Olson Takes Step Toward Starting Job
UCLA’s defense looked sharp at times and two walk-on receivers had big days, but the story of Saturday’s two-hour intrasquad scrimmage was the play of redshirt sophomore quarterbacks Ben Olson and Patrick Cowan in front of about 6,000 at Drake Stadium.
“I’ve been here for a couple of years, and nearly each time, we have a quarterback controversy [for the Bruins’ annual scrimmage],” said fifth-year senior center Robert Chai. “I thought both quarterbacks did good. They both threw the ball well and did things when they were called to do so.”
With the Bruins’ Sept. 2 opener against Utah two weeks away, Olson seemed to move a step closer toward being named the starter with a solid effort, completing 14 of 23 passes for 156 yards and two touchdowns with one intercepted.
But Cowan also had his moments.
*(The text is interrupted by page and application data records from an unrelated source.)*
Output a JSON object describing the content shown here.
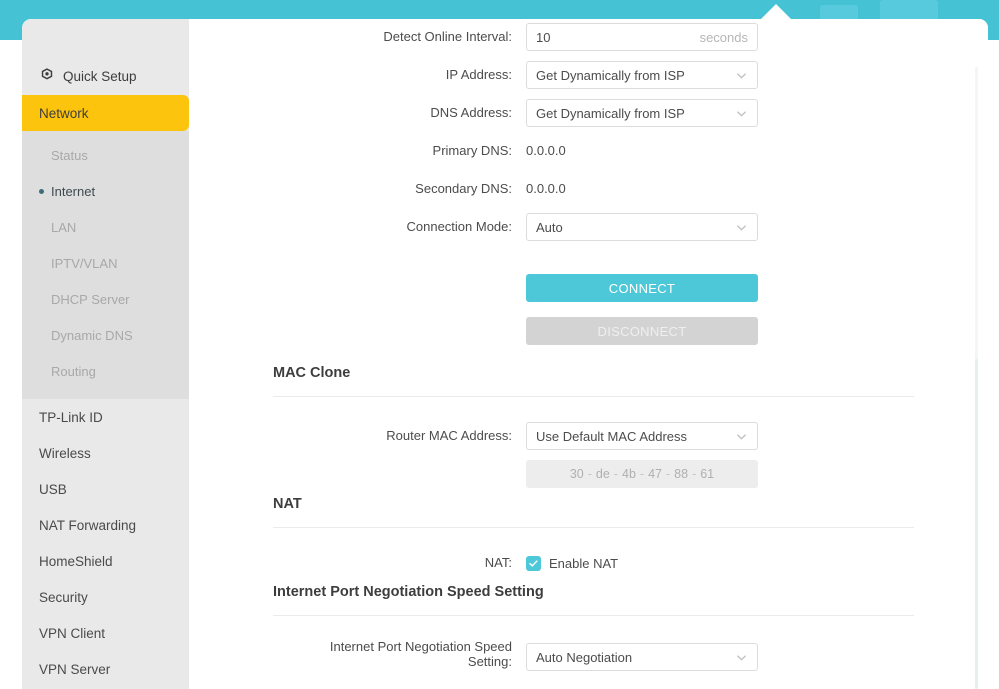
{
  "header": {
    "ghost_buttons": [
      "",
      ""
    ]
  },
  "sidebar": {
    "quick_setup": {
      "label": "Quick Setup",
      "icon": "gear-icon"
    },
    "active_section": {
      "label": "Network"
    },
    "submenu": [
      {
        "label": "Status",
        "selected": false
      },
      {
        "label": "Internet",
        "selected": true
      },
      {
        "label": "LAN",
        "selected": false
      },
      {
        "label": "IPTV/VLAN",
        "selected": false
      },
      {
        "label": "DHCP Server",
        "selected": false
      },
      {
        "label": "Dynamic DNS",
        "selected": false
      },
      {
        "label": "Routing",
        "selected": false
      }
    ],
    "items": [
      {
        "label": "TP-Link ID"
      },
      {
        "label": "Wireless"
      },
      {
        "label": "USB"
      },
      {
        "label": "NAT Forwarding"
      },
      {
        "label": "HomeShield"
      },
      {
        "label": "Security"
      },
      {
        "label": "VPN Client"
      },
      {
        "label": "VPN Server"
      }
    ]
  },
  "main": {
    "detect_online_interval": {
      "label": "Detect Online Interval:",
      "value": "10",
      "unit": "seconds"
    },
    "ip_address": {
      "label": "IP Address:",
      "value": "Get Dynamically from ISP"
    },
    "dns_address": {
      "label": "DNS Address:",
      "value": "Get Dynamically from ISP"
    },
    "primary_dns": {
      "label": "Primary DNS:",
      "value": "0.0.0.0"
    },
    "secondary_dns": {
      "label": "Secondary DNS:",
      "value": "0.0.0.0"
    },
    "connection_mode": {
      "label": "Connection Mode:",
      "value": "Auto"
    },
    "connect_button": {
      "label": "CONNECT"
    },
    "disconnect_button": {
      "label": "DISCONNECT"
    },
    "mac_clone": {
      "title": "MAC Clone",
      "router_mac_address": {
        "label": "Router MAC Address:",
        "value": "Use Default MAC Address"
      },
      "mac_octets": [
        "30",
        "de",
        "4b",
        "47",
        "88",
        "61"
      ],
      "mac_separator": "-"
    },
    "nat": {
      "title": "NAT",
      "label": "NAT:",
      "checkbox_label": "Enable NAT",
      "checked": true
    },
    "port_negotiation": {
      "title": "Internet Port Negotiation Speed Setting",
      "label_line1": "Internet Port Negotiation Speed",
      "label_line2": "Setting:",
      "value": "Auto Negotiation"
    }
  },
  "colors": {
    "header_teal": "#45c3d5",
    "accent_yellow": "#fcc40d",
    "primary_button": "#4dc8d8",
    "sidebar_bg": "#e9e9e9",
    "submenu_bg": "#dedede"
  }
}
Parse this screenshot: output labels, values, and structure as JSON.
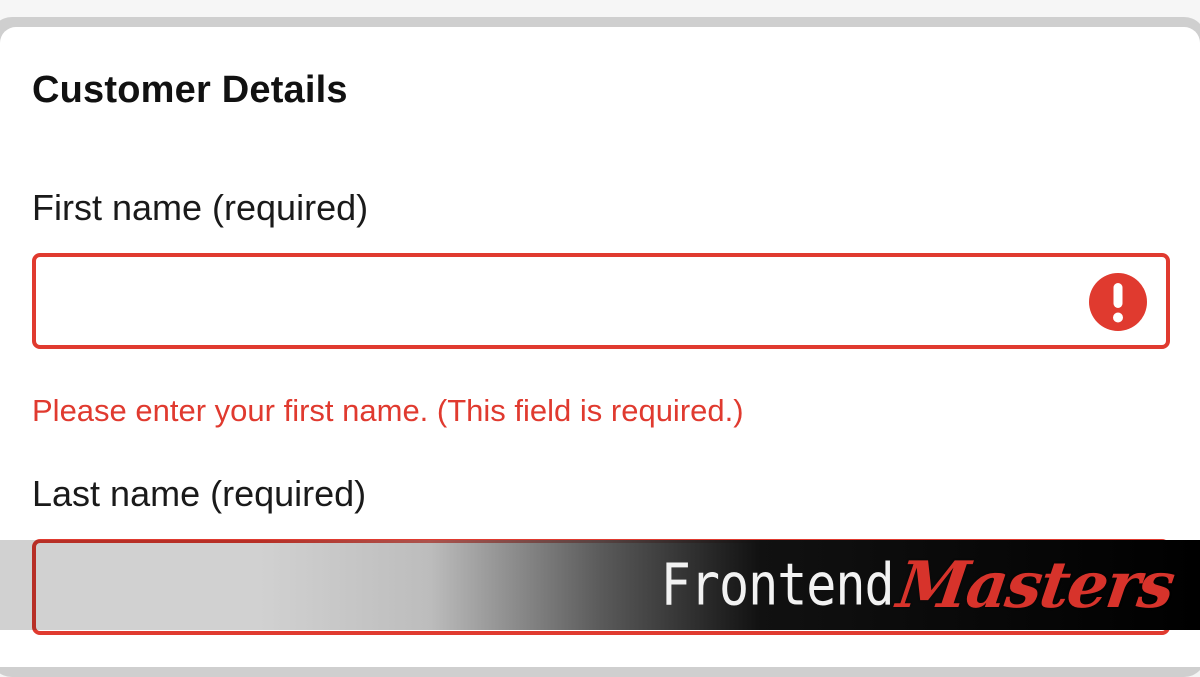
{
  "form": {
    "heading": "Customer Details",
    "fields": [
      {
        "label": "First name (required)",
        "value": "",
        "error": "Please enter your first name. (This field is required.)",
        "state": "invalid"
      },
      {
        "label": "Last name (required)",
        "value": "",
        "state": "invalid"
      }
    ],
    "icons": {
      "error": "exclamation-circle-icon"
    }
  },
  "branding": {
    "part1": "Frontend",
    "part2": "Masters"
  },
  "colors": {
    "error": "#e03a2f",
    "brand_accent": "#d7332b",
    "text": "#111111",
    "card": "#ffffff"
  }
}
After a slow start, he finished with three touchdown passes, completing 10 of 25 attempts for 92 yards.
“They both had bright spots,” first-year offensive coordinator Jim Svoboda said.
The Bruins were without four of their top six receivers in Junior Taylor (knee), Joe Cowan (knee), Gavin Ketchum (groin) and Marcus Everett (hamstring), who were injured or kept out for precautionary reasons.
“Having two quarterbacks is a good problem to have,” Svoboda said. “But we would like to name a starter; the sooner the better.... It will give the guy time to get the reps in time for Utah.”
Senior Matt Willis, who tried out for football last year after being a sprinter on the track team, led UCLA in receiving with eight catches for 72 yards and one touchdown.
Fellow senior walk-on Andrew Baumgartner caught two passes for 32 yards, including a 28-yard touchdown pass from Olson against the first-team defense, the first touchdown of the scrimmage.
Behind new coordinator DeWayne Walker, UCLA’s defense stopped the offense on its first seven possessions and junior cornerback Michael Norris intercepted an Olson pass to end the eighth drive.
Although the Bruins gave up a couple of touchdowns late in the scrimmage, the defense blitzed often and created problems for UCLA’s running game most of the afternoon.
“We performed well enough to let everybody know that we’re going to have a different style of defense,” strong safety Chris Horton said. “We had all 11 guys running and flying to the ball.”